by Kevin Cauley
If we are familiar with our English grammar, then we will be very well aware that an adjective is a word that describes a noun. An adjective specifies the quality of a noun by indicating is quantity or scope. An adjective specifies something about the thing named. In the classic Bugs Bunny question, “Would you like one lump or two?” the adjectives are the words “one” and “two.” Numbers, colors, sizes, descriptions –- these are the concerns of adjectives.
In English, attributive adjectives generally come before the noun being modified. “The man has brown hair. The girl has hazel eyes. The dog has sharp teeth.” By contrast, the word order in Greek can be quite different and different word orders may signify different things. This begs the question, if adjectives can go anywhere in the sentence in relationship to the nouns they modify, how can we know what adjective goes with what noun? This is where inflective languages are useful. Greek adjectives will, as a general rule, agree with the Greek noun, that is, the adjective will take the noun’s case, number, and gender. That still leaves some room for ambiguity, but context generally takes care of figuring out the rest. Let’s note then how attributive adjectives work together with nouns in Greek.
Word order, as we mentioned, isn’t the same in Greek as it is in English. An adjective may come before a noun or after a noun depending upon the role it plays in the sentence. The definite article or the absence of it also plays a role in understanding the adjective’s relationship to the noun. Wallace speaks of the two positions of the adjective, the attributive position and the predicate position. He lists three attributive positions and two predicate positions with the article and two attributive positions and two predicate positions without the article. Let’s look at the definite attributive adjective.
The first attributive position takes the form article-adjective-noun. In this position the emphasis is upon the adjective more than the substantive. One such example can be found in Matthew 5:35 where Jesus says not to swear by heaven, the earth, “neither by Jerusalem; for it is the city of the great King.” The object “the great King” is our adjectival expression. The emphasis here is upon “great.” Jerusalem isn’t just the city of any king, but the one great King, i.e. God (compare Psalm 48:2, Malachi 1:14). This is the most common usage.
The second attributive position takes the form article-noun-article-adjective. In this position the emphasis is upon both the adjective and substantive with a sort of apex on the adjective which follows the noun. John 15:1 is a good example of this construction. Jesus says, “I am the true vine, and my Father is the husbandman.” Literally, Jesus says, “I am the vine the true….” Jesus is the vine, but not just any vine; he is the true vine.

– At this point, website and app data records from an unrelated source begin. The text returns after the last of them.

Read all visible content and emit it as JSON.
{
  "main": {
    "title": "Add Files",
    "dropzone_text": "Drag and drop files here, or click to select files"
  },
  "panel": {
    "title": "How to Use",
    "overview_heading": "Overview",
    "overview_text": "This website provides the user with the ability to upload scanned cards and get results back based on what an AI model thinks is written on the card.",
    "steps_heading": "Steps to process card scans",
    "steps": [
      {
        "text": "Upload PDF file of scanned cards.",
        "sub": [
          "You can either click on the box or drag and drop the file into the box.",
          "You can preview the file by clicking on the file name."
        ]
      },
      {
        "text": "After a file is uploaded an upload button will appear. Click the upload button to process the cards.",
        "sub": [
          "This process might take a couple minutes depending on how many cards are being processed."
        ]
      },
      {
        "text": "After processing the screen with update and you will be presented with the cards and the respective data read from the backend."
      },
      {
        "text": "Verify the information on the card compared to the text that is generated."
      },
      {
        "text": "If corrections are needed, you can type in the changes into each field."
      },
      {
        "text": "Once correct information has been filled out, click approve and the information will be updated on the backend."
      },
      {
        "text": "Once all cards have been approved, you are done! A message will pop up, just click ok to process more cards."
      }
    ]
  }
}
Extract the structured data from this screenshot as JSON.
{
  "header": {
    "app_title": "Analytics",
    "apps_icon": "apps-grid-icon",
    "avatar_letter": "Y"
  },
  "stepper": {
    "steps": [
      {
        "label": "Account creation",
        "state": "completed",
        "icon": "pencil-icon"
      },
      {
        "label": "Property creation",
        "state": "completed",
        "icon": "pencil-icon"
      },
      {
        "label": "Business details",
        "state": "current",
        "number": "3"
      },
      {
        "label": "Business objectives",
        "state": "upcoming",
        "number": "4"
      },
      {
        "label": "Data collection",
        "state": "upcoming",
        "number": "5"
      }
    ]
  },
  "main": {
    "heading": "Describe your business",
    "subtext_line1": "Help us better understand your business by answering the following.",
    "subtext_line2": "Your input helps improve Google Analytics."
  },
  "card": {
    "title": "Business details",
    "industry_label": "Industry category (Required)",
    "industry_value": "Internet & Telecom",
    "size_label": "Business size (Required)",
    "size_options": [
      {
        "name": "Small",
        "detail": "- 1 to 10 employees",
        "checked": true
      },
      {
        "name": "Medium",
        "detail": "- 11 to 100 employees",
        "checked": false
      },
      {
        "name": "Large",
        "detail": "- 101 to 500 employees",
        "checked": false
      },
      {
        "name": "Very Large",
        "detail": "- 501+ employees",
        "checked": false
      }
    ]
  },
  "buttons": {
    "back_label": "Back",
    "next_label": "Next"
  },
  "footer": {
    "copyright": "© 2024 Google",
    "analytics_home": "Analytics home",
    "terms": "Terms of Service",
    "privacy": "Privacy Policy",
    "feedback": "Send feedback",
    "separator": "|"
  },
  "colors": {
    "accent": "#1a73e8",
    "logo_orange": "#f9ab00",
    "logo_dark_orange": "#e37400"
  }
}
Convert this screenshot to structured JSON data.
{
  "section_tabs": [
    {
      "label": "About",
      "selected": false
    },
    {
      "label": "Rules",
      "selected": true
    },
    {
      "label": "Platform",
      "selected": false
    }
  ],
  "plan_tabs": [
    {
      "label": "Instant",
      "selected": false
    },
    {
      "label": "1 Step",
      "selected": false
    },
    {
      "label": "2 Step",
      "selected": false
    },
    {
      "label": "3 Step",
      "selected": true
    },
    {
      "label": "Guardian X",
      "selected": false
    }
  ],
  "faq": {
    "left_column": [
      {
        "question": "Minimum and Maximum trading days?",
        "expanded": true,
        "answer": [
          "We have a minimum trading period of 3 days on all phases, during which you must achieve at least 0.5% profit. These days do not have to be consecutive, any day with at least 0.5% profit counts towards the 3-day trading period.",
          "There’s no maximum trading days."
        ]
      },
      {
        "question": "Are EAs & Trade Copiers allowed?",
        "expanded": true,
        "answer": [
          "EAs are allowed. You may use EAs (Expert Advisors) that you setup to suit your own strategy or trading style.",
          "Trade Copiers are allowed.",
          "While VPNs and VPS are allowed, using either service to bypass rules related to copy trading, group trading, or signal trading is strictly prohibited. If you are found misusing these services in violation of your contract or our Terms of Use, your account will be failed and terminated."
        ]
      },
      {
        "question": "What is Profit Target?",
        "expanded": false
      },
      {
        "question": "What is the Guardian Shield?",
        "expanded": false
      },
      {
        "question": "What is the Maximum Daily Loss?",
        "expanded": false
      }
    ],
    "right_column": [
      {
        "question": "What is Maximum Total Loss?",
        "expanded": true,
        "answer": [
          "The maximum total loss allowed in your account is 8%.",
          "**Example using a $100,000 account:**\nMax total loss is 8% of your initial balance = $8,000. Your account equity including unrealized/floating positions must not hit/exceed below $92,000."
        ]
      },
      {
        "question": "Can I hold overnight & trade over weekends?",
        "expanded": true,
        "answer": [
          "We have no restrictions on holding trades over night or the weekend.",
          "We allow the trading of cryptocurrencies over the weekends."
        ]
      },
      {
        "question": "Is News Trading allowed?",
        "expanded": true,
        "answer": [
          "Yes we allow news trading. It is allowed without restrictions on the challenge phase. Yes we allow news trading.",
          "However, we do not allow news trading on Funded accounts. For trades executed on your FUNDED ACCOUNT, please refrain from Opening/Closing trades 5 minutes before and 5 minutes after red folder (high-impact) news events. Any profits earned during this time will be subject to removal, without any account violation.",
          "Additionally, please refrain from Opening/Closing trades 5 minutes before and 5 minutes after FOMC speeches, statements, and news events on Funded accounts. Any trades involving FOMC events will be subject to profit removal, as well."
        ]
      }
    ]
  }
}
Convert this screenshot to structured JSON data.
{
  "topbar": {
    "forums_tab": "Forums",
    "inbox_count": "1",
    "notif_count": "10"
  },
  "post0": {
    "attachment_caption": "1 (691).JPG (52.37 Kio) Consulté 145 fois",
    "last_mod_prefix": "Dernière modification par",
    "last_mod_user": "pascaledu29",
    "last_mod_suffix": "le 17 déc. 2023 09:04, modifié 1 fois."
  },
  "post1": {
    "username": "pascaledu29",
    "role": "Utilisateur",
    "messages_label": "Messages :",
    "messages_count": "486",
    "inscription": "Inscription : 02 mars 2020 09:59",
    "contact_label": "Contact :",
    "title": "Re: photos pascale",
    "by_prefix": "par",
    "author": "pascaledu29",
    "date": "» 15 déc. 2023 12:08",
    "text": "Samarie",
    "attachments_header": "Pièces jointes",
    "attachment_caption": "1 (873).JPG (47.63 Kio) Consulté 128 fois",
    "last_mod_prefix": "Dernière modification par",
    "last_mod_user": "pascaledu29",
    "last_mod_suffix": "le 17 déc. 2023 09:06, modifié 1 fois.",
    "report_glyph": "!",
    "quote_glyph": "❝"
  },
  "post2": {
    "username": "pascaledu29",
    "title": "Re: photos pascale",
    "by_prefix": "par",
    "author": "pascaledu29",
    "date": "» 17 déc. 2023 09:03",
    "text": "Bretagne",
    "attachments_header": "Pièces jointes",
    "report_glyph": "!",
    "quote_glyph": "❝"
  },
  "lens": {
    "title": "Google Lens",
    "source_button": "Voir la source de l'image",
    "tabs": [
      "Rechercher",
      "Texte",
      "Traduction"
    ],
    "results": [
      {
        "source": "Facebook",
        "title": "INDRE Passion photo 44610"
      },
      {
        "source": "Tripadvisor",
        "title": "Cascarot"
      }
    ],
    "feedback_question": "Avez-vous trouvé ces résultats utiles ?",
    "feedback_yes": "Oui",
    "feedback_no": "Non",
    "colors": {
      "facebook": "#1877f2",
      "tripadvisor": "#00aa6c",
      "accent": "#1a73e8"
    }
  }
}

The third attributive position takes the form noun-article-adjective. In this position the substantive is indefinite and general. The adjective, however, is specific. One example is found in Acts 2:20 “The sun shall be turned into darkness, and the moon into blood, before that great and notable day of the Lord come.” In this verse, “that great and notable day” is the adjective-substantive construction we are examining. “Day” is the substantive. “Great” and “notable” are the adjectives. There is no definite article before “day” in Greek here. The article is attached to the adjectival conjunction “great and notable.” So, the focus in this expression isn’t upon the day but upon the great and notable things that would occur in this day. The ASV translates the verse as follows: “The sun shall be turned into darkness, And the moon into blood, Before the day of the Lord come, That great and notable day.” The third attributive position is not as common.
Attributive adjectives can also be anarthrous (without the definite article) and have similar significance as in English, i.e. a bad day, or a fast car, etc. Sometimes the adjective comes before the substantive and sometimes after. The Greek adjective can also be predicative, which we will be discussed in another article.
by Kevin Cauley